All that I have read about Coleridge-Taylor shows that not only was he a remarkable musician, he was also a remarkable human being, with not an ounce of malice or hatred to those who abused him. Perhaps if he had lived longer he would have become more active in politics and civil rights. He tended to be shy in character, but he was confident of his musical abilities and he lived more than anything else for his music. Coleridge-Taylor had been a workaholic all his life, his wife saying that he couldn't bear inactivity. The thought of leaving this world while still so young was clearly a huge torment for him (judging from the desperate comments he said to Jessie in the last bed-ridden days of his life) not because of a fear of death, but because of the awareness that he still had so much to say. On the day he died, September 1st 1912, he insisted on looking through his recently completed Violin Concerto, checking the parts and trying to conduct portions of the piece before he finally collapsed. It's a sobering tale today, when so many people sit out half their lives in passive gaze at a television screen.
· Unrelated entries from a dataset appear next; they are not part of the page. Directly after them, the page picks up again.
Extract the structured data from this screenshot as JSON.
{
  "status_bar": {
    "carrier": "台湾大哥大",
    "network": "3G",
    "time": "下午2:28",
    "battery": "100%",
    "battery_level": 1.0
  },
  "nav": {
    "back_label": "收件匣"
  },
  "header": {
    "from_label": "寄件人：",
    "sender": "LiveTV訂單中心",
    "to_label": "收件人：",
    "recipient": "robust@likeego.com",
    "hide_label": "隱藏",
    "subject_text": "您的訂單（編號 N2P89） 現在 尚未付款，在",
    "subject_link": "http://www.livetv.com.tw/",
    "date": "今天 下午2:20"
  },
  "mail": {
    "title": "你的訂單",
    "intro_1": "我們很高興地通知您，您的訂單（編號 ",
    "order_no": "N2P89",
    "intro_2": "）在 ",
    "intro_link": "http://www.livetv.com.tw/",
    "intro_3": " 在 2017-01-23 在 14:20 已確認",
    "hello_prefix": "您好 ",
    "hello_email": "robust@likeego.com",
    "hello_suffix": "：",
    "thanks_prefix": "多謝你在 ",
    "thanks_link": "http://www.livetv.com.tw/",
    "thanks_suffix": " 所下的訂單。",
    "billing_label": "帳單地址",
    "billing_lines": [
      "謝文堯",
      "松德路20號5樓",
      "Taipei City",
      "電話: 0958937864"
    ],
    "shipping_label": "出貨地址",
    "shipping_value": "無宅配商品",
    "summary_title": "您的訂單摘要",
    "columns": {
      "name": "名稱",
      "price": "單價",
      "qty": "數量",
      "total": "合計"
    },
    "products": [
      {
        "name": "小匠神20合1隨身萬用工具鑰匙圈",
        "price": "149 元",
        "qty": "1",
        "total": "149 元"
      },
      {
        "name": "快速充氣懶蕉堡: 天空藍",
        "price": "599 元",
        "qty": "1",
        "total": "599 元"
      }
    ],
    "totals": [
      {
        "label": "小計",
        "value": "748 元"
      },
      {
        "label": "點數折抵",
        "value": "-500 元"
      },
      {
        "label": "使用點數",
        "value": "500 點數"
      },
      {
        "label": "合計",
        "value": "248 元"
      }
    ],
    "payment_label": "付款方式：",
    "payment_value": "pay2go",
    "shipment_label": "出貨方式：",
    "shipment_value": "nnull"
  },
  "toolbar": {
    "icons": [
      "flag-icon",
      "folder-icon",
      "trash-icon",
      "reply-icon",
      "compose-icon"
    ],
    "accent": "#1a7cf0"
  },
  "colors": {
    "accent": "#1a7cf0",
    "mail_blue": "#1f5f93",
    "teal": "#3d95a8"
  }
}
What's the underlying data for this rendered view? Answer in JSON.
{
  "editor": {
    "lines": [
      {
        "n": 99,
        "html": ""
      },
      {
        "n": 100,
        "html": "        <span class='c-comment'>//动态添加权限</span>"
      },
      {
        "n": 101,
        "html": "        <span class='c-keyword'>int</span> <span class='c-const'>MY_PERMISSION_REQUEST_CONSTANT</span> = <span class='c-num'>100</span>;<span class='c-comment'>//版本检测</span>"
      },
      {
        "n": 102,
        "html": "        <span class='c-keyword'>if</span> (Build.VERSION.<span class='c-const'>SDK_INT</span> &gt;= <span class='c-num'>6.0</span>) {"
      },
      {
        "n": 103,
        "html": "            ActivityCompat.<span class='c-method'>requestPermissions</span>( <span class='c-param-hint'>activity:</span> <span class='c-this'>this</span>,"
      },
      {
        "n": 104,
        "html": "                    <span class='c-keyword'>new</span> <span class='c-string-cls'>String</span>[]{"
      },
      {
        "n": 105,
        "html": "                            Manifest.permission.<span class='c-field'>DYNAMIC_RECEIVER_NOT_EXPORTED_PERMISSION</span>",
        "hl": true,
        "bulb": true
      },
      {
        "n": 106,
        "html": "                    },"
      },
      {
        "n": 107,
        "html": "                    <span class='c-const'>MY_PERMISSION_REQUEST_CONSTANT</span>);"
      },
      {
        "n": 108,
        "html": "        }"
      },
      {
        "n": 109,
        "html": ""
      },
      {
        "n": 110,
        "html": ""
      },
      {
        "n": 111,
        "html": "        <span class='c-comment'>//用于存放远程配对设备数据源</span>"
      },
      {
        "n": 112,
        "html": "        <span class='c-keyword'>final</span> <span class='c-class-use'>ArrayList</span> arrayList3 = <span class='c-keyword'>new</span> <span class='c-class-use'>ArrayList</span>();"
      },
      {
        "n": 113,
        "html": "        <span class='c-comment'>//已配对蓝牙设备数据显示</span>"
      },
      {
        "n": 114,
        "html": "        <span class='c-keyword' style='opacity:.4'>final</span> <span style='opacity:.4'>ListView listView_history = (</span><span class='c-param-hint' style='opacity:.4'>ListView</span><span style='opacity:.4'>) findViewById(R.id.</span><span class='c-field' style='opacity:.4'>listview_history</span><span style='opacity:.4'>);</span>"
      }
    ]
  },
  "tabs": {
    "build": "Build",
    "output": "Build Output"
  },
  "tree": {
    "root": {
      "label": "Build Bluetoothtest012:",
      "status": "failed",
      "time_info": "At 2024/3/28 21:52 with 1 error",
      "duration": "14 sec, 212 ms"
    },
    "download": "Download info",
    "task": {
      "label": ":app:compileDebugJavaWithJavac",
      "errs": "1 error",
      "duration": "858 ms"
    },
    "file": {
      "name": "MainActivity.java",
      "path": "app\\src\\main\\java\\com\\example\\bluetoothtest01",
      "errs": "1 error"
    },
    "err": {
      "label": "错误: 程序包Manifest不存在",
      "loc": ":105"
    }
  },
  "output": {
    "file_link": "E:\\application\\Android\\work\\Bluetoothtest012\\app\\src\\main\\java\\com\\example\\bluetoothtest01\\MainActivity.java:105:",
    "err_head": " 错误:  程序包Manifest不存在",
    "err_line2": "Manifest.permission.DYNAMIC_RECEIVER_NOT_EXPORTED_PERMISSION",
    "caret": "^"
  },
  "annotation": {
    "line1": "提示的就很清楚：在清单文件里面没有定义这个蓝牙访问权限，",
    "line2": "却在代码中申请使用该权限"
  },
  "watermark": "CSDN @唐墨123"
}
In the end Coleridge-Taylor's talents transcend both race and epoch: it's time that musicians looked anew at his familiar name and delved a little further beneath the surface of his music, and away from the 'light music' image that has unfairly dogged him for years. His reputation is beginning to grow again, particularly in the United States where the colour of his skin is now an inspiration to a whole new generation of musicians. But when all is said and done, in the words of Coleridge-Taylor scholar Dr Catherine Carr, "the significance of his worth as a composer was over and above such elements as colour, race, gender etc.”.
played by the Royal Liverpool Philharmonic Orchestra
conducted by Grant Llewellyn